The electronica trio from Liverpool have been enjoying plenty of airplay on 6music as well as plenty of endorsements from other musicians. Stealing Sheep straddle the line between folky indie and electronic pop with a sound similar to the likes of Metronomy and Ladytron. At their lighter moments they could sneak their way onto Radio 1 playlists while at their darker moments they tilt towards the experimental gloom of Fever Ray and The Knife, although not to such a substantial, artistic extent.

Joking Me features luscious beats that could pound through any dancefloor whether in an indie bar or a packed nightclub. The trio’s harmonies float over sliding synth and glistening percussion. Rather than hiding behind a few dozen keyboards and laptops, the inclusion of live guitars and drums gives their performances an added dimension and an altogether fuller sound…

Stealing Sheep play Broadcast in Glasgow on April 25.

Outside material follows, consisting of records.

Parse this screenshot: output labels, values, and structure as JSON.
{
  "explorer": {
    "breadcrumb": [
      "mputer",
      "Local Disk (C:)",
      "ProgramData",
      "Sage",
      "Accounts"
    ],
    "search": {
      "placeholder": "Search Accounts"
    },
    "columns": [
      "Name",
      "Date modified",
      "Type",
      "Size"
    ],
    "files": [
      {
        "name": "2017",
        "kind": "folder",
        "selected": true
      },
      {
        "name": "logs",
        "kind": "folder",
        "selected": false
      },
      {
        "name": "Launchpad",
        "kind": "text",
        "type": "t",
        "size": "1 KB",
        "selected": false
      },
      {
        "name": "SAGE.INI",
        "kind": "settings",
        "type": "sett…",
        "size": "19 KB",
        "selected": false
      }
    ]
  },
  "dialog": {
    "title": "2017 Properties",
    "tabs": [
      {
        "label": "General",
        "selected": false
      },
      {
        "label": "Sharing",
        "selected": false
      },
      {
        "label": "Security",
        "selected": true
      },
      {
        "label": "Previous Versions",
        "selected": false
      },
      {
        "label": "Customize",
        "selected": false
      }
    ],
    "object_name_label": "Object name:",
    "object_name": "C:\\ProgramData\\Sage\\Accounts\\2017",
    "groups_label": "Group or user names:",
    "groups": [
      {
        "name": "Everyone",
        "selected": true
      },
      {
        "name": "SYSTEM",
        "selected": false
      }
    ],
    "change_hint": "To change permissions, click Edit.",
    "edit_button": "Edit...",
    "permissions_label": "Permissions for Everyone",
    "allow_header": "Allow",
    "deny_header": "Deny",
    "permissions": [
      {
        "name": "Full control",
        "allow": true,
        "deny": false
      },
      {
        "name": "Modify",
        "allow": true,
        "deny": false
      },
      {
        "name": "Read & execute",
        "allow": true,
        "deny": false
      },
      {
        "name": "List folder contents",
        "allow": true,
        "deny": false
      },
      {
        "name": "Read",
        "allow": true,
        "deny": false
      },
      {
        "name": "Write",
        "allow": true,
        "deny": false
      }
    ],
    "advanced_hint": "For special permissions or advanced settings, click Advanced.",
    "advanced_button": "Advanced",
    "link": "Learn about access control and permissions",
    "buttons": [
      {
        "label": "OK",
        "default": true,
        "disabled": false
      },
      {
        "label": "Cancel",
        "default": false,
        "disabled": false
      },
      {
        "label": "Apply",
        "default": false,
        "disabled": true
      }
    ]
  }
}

Formed in Massachusetts in the 90s, Dropkick Murphys have been punting their Irish-American punk for a long time now. The mix of bagpipes, bodhrans, mandolins and accordions gives the band a distinctly celtic sound. Throw in some electric guitars, aggressive drums and husky vocals and the influence of the like of The Ramones, The Clash and Sex Pistols becomes clear. There are other inevitable influences such as The Pogues and Stiff Little Fingers that come with the territory of celtic punk.

I’m Shipping Up to Boston is probably their best-known song, thanks to its appearance in Martin Scorsese’s Boston-set blockbuster The Departed. Songs like The State of Massachusetts and Flannigan’s Ball tell modern folk tales through a maelstrom of distorted punk guitar noise.

Dropkick Murphys play the O2 Academy in Glasgow on April 22.



Fresh-faced but showing fierceness, Sam Fender is aiming to deliver something interesting and timely early on in his music career. His pop-rock sound is clearly already doing the business amongst mainstream critics, with Fender being named one of BBC’s Sound of 2018 artists alongside the likes of Sigrid and Scotland’s newest favourite son Lewis Capaldi. Songs like Dead Boys and That Sound have also seen him named BRITS Critic’s Choice winner for 2019. Although these awards are no guarantee of success, Sam will be looking to grasp the opportunity that is currently laying in front of him. If you are looking to catch a big name before they blow up into stardom, then Fender playing at Queen Margaret Union could be a good bet.

Sam Fender plays the QMU in Glasgow on May 3.

previews by Luke Hawkins